MILK (***3/4) - Starring Sean Penn, James Franco, Josh Brolin, Emile Hirsch, Diego Luna, Alison Pill, Victor Garber and Denis O'Hare.
Directed by Gus Van Sant.
Sean Penn... just when I thought this actor couldn't get any more self-serious, along comes a movie where he completely reinvents himself. It helps that he had a real-life person he could study and mimic but he goes deeper, which is good, because the script leaves him somewhat enigmatic/saintlike, but Penn is able to make Harvey Milk a full-blooded human being.
Gus Van Sant, whose style can be frustrating for me, uses what he's figured out from his last four cinematical experiments to create a skillful, conventional biopic that wisely focusses on just the last few years of Harvey's life. We don't need to see him as a child; we don't need to see him closeted in his twenties. We meet him the night before his 40th birthday, when he hooks up with Scott Smith (James Franco), and the two go west to San Francisco, to live life in the open.
Frustrated with the police brutality he sees, Harvey decides to run for public office. He fails, and fails, and fails again, putting a strain on his relationship with Scott. After a fortuitous redistricting, Harvey's able to win, and he is elected the same time as Dan White (Josh Brolin), a man who ran on ridding the city of "social degenerates" but says he meant druggies, now that he has to work with the openly gay Harvey Milk.

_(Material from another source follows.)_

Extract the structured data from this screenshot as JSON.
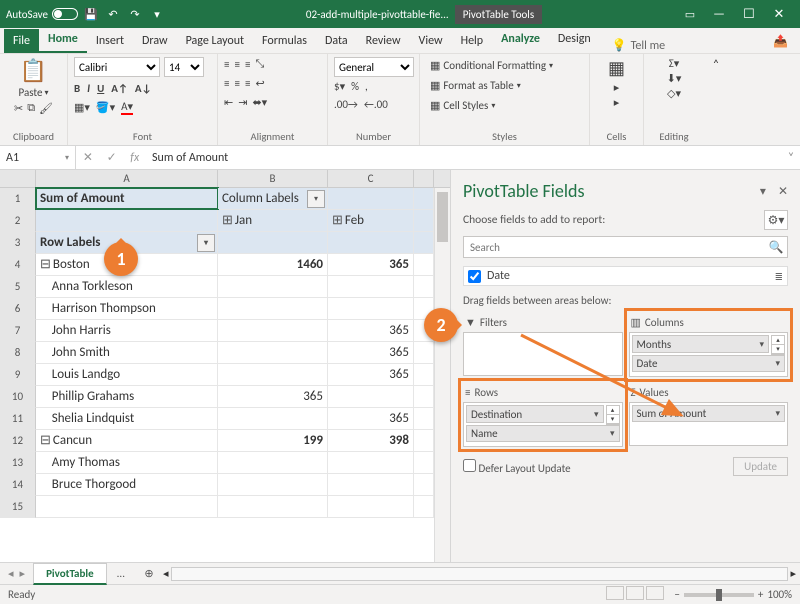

I thought the movie was pretty fair to Dan White. We see his aggravation build as Harvey keeps breaking his promises to him, that suppressed rage pushed further down, ready to explode if Dan gets pushed too far, and Brolin does a really good job here. The real villain of the movie is Anita Bryant, and like Good Night and Good Luck with Joe McCarthy, the movie only uses real footage of her, as she campaigns against these homosexuals who want to destroy America, supporting laws in states that would ban gays from teaching in public schools, and making it legal to fire someone from any job over their sexual orientation.
But the star of the show is Penn, and if he didn't already have an Oscar for Mystic River, he'd be the absolute front-runner for Best Actor here. His mannerisms, his giddyness, his friendliness, all of this is representative of how different it is from the usual Penn. When Harvey's giving political speeches, I thought about the same speeches Penn gave in the All the King's Men remake. Completely different.
It makes me want to see Brad Pitt in Benjamin Button and Mickey Rourke in The Wrestler that much more to see what his competition is.